Repeat the listing exactly. Any picture in it should be left out of the copy.
· · ·
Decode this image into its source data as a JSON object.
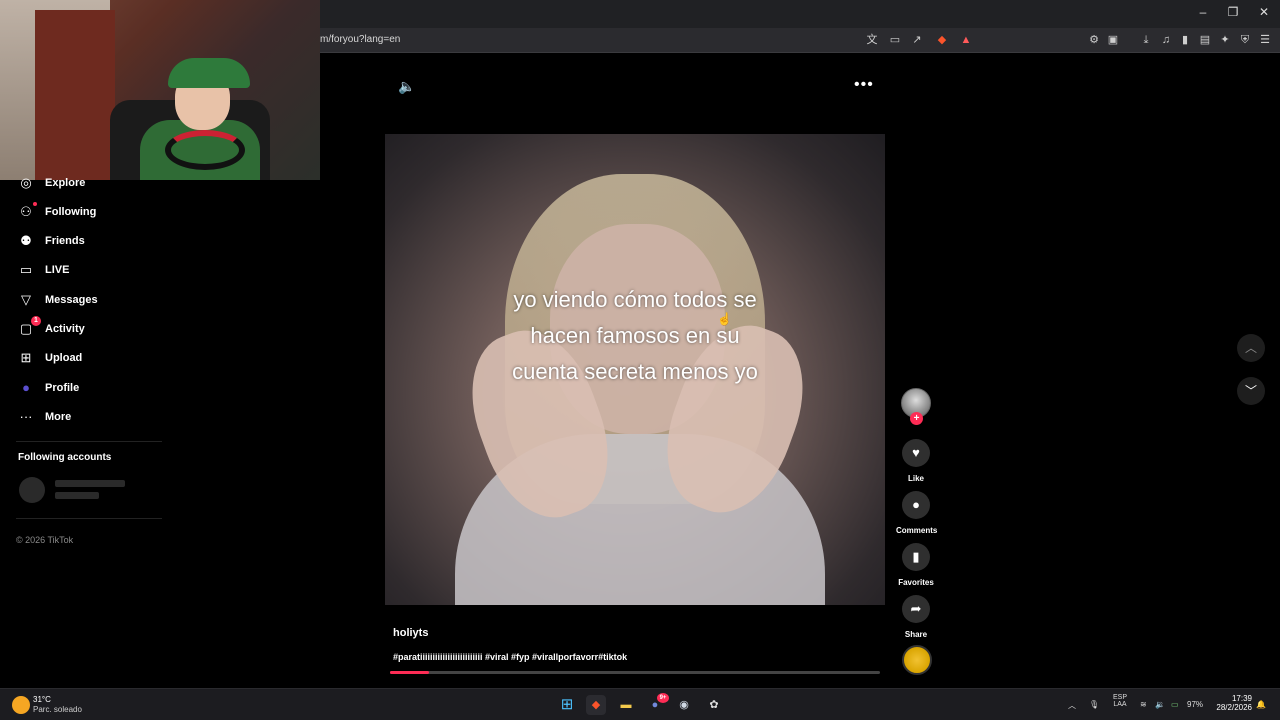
{
  "browser": {
    "url": "m/foryou?lang=en",
    "window_controls": [
      "–",
      "❐",
      "✕"
    ]
  },
  "sidebar": {
    "items": [
      {
        "label": "Explore",
        "icon": "compass-icon"
      },
      {
        "label": "Following",
        "icon": "following-icon"
      },
      {
        "label": "Friends",
        "icon": "friends-icon"
      },
      {
        "label": "LIVE",
        "icon": "live-icon"
      },
      {
        "label": "Messages",
        "icon": "messages-icon"
      },
      {
        "label": "Activity",
        "icon": "activity-icon",
        "badge": "1"
      },
      {
        "label": "Upload",
        "icon": "upload-icon"
      },
      {
        "label": "Profile",
        "icon": "profile-icon"
      },
      {
        "label": "More",
        "icon": "more-icon"
      }
    ],
    "following_accounts_title": "Following accounts",
    "copyright": "© 2026 TikTok"
  },
  "video": {
    "caption_lines": [
      "yo viendo cómo todos se",
      "hacen famosos en su",
      "cuenta secreta menos yo"
    ],
    "author": "holiyts",
    "description": "#paratiiiiiiiiiiiiiiiiiiiiiiiii #viral #fyp #virallporfavorr#tiktok",
    "progress_fraction": 0.08
  },
  "actions": {
    "like_label": "Like",
    "comments_label": "Comments",
    "favorites_label": "Favorites",
    "share_label": "Share",
    "follow_plus": "+"
  },
  "taskbar": {
    "weather_temp": "31°C",
    "weather_desc": "Parc. soleado",
    "lang_line1": "ESP",
    "lang_line2": "LAA",
    "battery": "97%",
    "time": "17:39",
    "date": "28/2/2026",
    "discord_badge": "9+"
  }
}
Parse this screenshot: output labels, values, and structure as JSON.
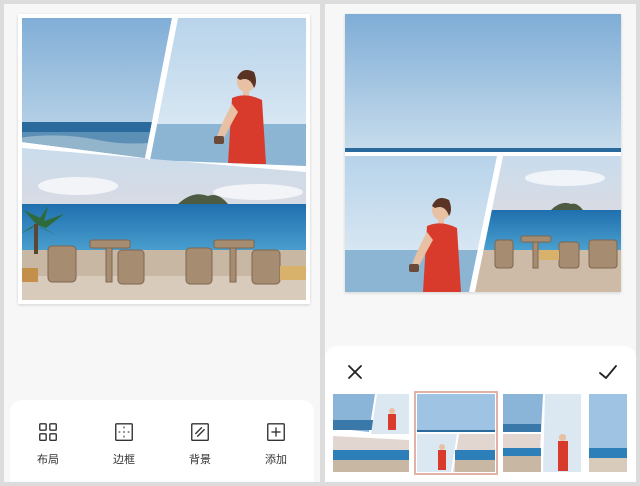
{
  "left_panel": {
    "toolbar": [
      {
        "key": "layout",
        "label": "布局",
        "icon": "layout-grid-icon"
      },
      {
        "key": "border",
        "label": "边框",
        "icon": "border-icon"
      },
      {
        "key": "background",
        "label": "背景",
        "icon": "background-icon"
      },
      {
        "key": "add",
        "label": "添加",
        "icon": "add-icon"
      }
    ]
  },
  "right_panel": {
    "close_icon": "close-icon",
    "confirm_icon": "checkmark-icon",
    "layout_options": [
      {
        "name": "layout-diagonal-top",
        "selected": false
      },
      {
        "name": "layout-wide-top-two-bottom",
        "selected": true
      },
      {
        "name": "layout-three-diagonal",
        "selected": false
      },
      {
        "name": "layout-single-column",
        "selected": false
      }
    ]
  },
  "colors": {
    "sky": "#9fc3e2",
    "sea": "#1e7ab8",
    "dress": "#d83a2c",
    "selected_outline": "#e2b2a8"
  }
}
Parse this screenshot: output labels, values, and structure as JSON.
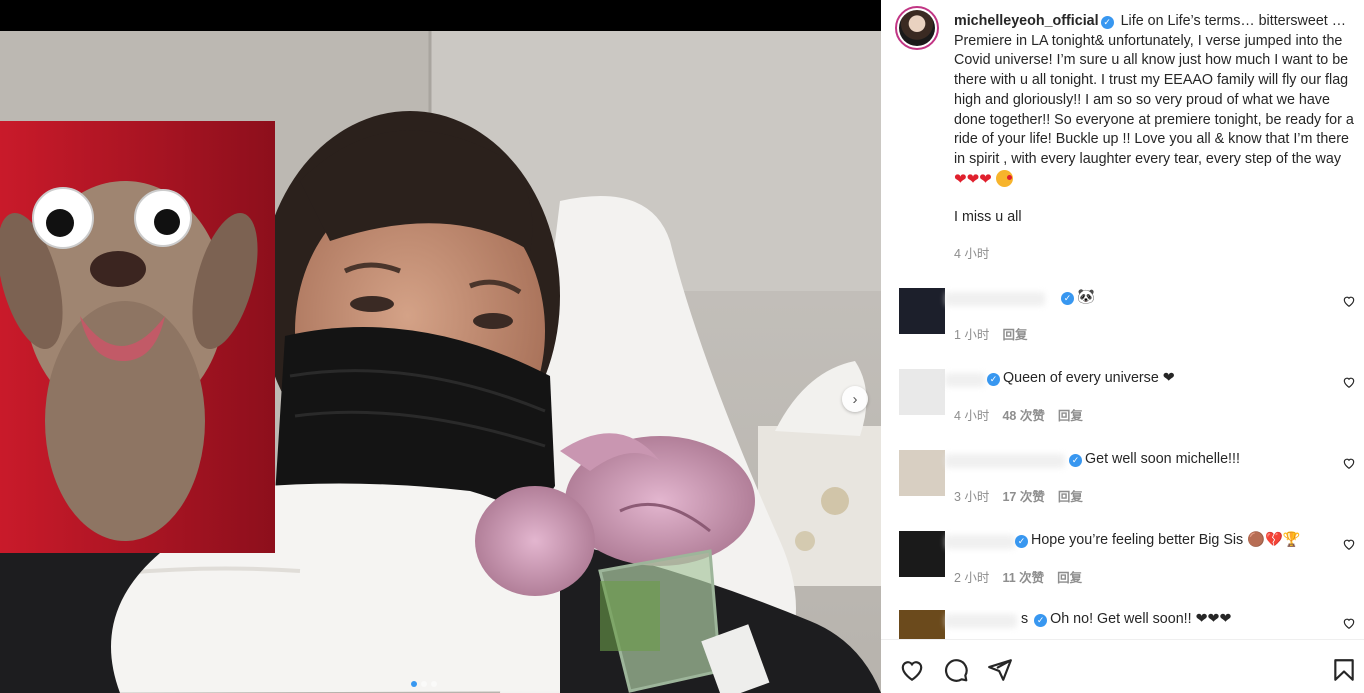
{
  "post": {
    "author": "michelleyeoh_official",
    "caption": "Life on Life’s terms… bittersweet …Premiere in LA tonight& unfortunately, I verse jumped into the Covid universe! I’m sure u all know just how much I want to be there with u all tonight. I trust my EEAAO family will fly our flag high and gloriously!! I am so so very proud of what we have done together!! So everyone at premiere tonight, be ready for a ride of your life! Buckle up !! Love you all & know that I’m there in spirit , with every laughter every tear, every step of the way",
    "caption_emojis": "❤❤❤",
    "caption_last_line": "I miss u all",
    "time": "4 小时"
  },
  "comments": [
    {
      "text": "🐼",
      "time": "1 小时",
      "likes": "",
      "reply": "回复",
      "avatar_color": "#1c1f2b"
    },
    {
      "text": "Queen of every universe ❤",
      "time": "4 小时",
      "likes": "48 次赞",
      "reply": "回复",
      "avatar_color": "#e9e9e9"
    },
    {
      "text": "Get well soon michelle!!!",
      "time": "3 小时",
      "likes": "17 次赞",
      "reply": "回复",
      "avatar_color": "#d8cfc2"
    },
    {
      "text": "Hope you’re feeling better Big Sis 🟤💔🏆",
      "time": "2 小时",
      "likes": "11 次赞",
      "reply": "回复",
      "avatar_color": "#1a1a1a"
    },
    {
      "text": "Oh no! Get well soon!! ❤❤❤",
      "time": "",
      "likes": "",
      "reply": "",
      "avatar_color": "#6b4a1c"
    }
  ],
  "comment_name_fragments": [
    "",
    "",
    "",
    "",
    "s"
  ],
  "photo": {
    "next_arrow": "›",
    "dots_count": 3
  },
  "colors": {
    "accent": "#3897f0",
    "heart": "#e0202d",
    "muted": "#8e8e8e"
  },
  "actions": [
    "heart-icon",
    "comment-icon",
    "share-icon",
    "bookmark-icon"
  ]
}
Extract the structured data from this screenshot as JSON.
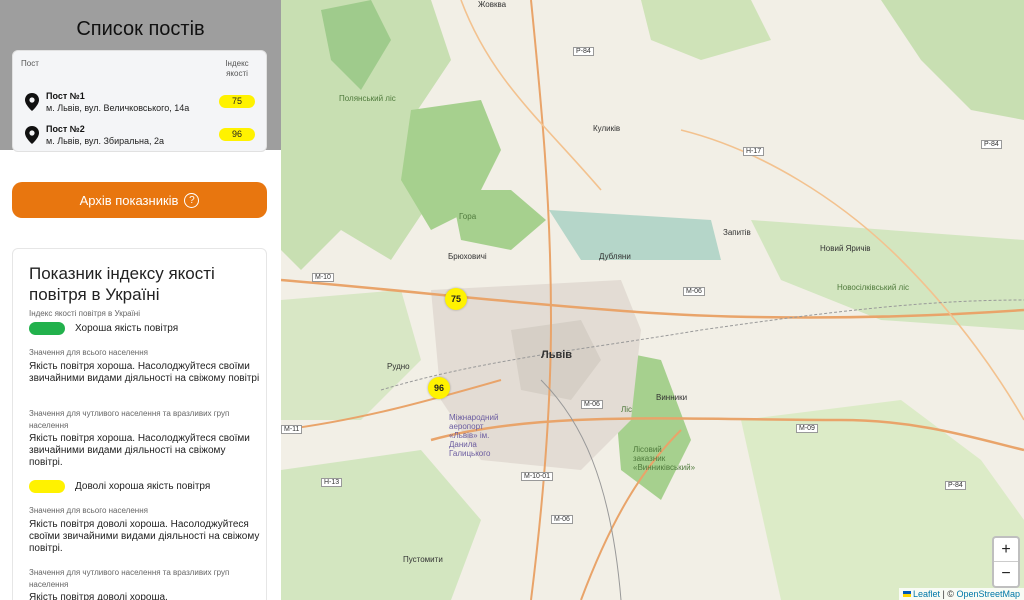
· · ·
» **RESPONSE TO THE TASK**
Decode this image into its source data as a JSON object.
{
  "browser": {
    "url": "m/foryou?lang=en",
    "window_controls": [
      "–",
      "❐",
      "✕"
    ]
  },
  "sidebar": {
    "items": [
      {
        "label": "Explore",
        "icon": "compass-icon"
      },
      {
        "label": "Following",
        "icon": "following-icon"
      },
      {
        "label": "Friends",
        "icon": "friends-icon"
      },
      {
        "label": "LIVE",
        "icon": "live-icon"
      },
      {
        "label": "Messages",
        "icon": "messages-icon"
      },
      {
        "label": "Activity",
        "icon": "activity-icon",
        "badge": "1"
      },
      {
        "label": "Upload",
        "icon": "upload-icon"
      },
      {
        "label": "Profile",
        "icon": "profile-icon"
      },
      {
        "label": "More",
        "icon": "more-icon"
      }
    ],
    "following_accounts_title": "Following accounts",
    "copyright": "© 2026 TikTok"
  },
  "video": {
    "caption_lines": [
      "yo viendo cómo todos se",
      "hacen famosos en su",
      "cuenta secreta menos yo"
    ],
    "author": "holiyts",
    "description": "#paratiiiiiiiiiiiiiiiiiiiiiiiii #viral #fyp #virallporfavorr#tiktok",
    "progress_fraction": 0.08
  },
  "actions": {
    "like_label": "Like",
    "comments_label": "Comments",
    "favorites_label": "Favorites",
    "share_label": "Share",
    "follow_plus": "+"
  },
  "taskbar": {
    "weather_temp": "31°C",
    "weather_desc": "Parc. soleado",
    "lang_line1": "ESP",
    "lang_line2": "LAA",
    "battery": "97%",
    "time": "17:39",
    "date": "28/2/2026",
    "discord_badge": "9+"
  }
}
Parse this screenshot: output labels, values, and structure as JSON.
{
  "left_panel": {
    "toolbar": [
      {
        "key": "layout",
        "label": "布局",
        "icon": "layout-grid-icon"
      },
      {
        "key": "border",
        "label": "边框",
        "icon": "border-icon"
      },
      {
        "key": "background",
        "label": "背景",
        "icon": "background-icon"
      },
      {
        "key": "add",
        "label": "添加",
        "icon": "add-icon"
      }
    ]
  },
  "right_panel": {
    "close_icon": "close-icon",
    "confirm_icon": "checkmark-icon",
    "layout_options": [
      {
        "name": "layout-diagonal-top",
        "selected": false
      },
      {
        "name": "layout-wide-top-two-bottom",
        "selected": true
      },
      {
        "name": "layout-three-diagonal",
        "selected": false
      },
      {
        "name": "layout-single-column",
        "selected": false
      }
    ]
  },
  "colors": {
    "sky": "#9fc3e2",
    "sea": "#1e7ab8",
    "dress": "#d83a2c",
    "selected_outline": "#e2b2a8"
  }
}
Parse this screenshot: output labels, values, and structure as JSON.
{
  "post": {
    "author": "michelleyeoh_official",
    "caption": "Life on Life’s terms… bittersweet …Premiere in LA tonight& unfortunately, I verse jumped into the Covid universe! I’m sure u all know just how much I want to be there with u all tonight. I trust my EEAAO family will fly our flag high and gloriously!! I am so so very proud of what we have done together!! So everyone at premiere tonight, be ready for a ride of your life! Buckle up !! Love you all & know that I’m there in spirit , with every laughter every tear, every step of the way",
    "caption_emojis": "❤❤❤",
    "caption_last_line": "I miss u all",
    "time": "4 小时"
  },
  "comments": [
    {
      "text": "🐼",
      "time": "1 小时",
      "likes": "",
      "reply": "回复",
      "avatar_color": "#1c1f2b"
    },
    {
      "text": "Queen of every universe ❤",
      "time": "4 小时",
      "likes": "48 次赞",
      "reply": "回复",
      "avatar_color": "#e9e9e9"
    },
    {
      "text": "Get well soon michelle!!!",
      "time": "3 小时",
      "likes": "17 次赞",
      "reply": "回复",
      "avatar_color": "#d8cfc2"
    },
    {
      "text": "Hope you’re feeling better Big Sis 🟤💔🏆",
      "time": "2 小时",
      "likes": "11 次赞",
      "reply": "回复",
      "avatar_color": "#1a1a1a"
    },
    {
      "text": "Oh no! Get well soon!! ❤❤❤",
      "time": "",
      "likes": "",
      "reply": "",
      "avatar_color": "#6b4a1c"
    }
  ],
  "comment_name_fragments": [
    "",
    "",
    "",
    "",
    "s"
  ],
  "photo": {
    "next_arrow": "›",
    "dots_count": 3
  },
  "colors": {
    "accent": "#3897f0",
    "heart": "#e0202d",
    "muted": "#8e8e8e"
  },
  "actions": [
    "heart-icon",
    "comment-icon",
    "share-icon",
    "bookmark-icon"
  ]
}
Extract the structured data from this screenshot as JSON.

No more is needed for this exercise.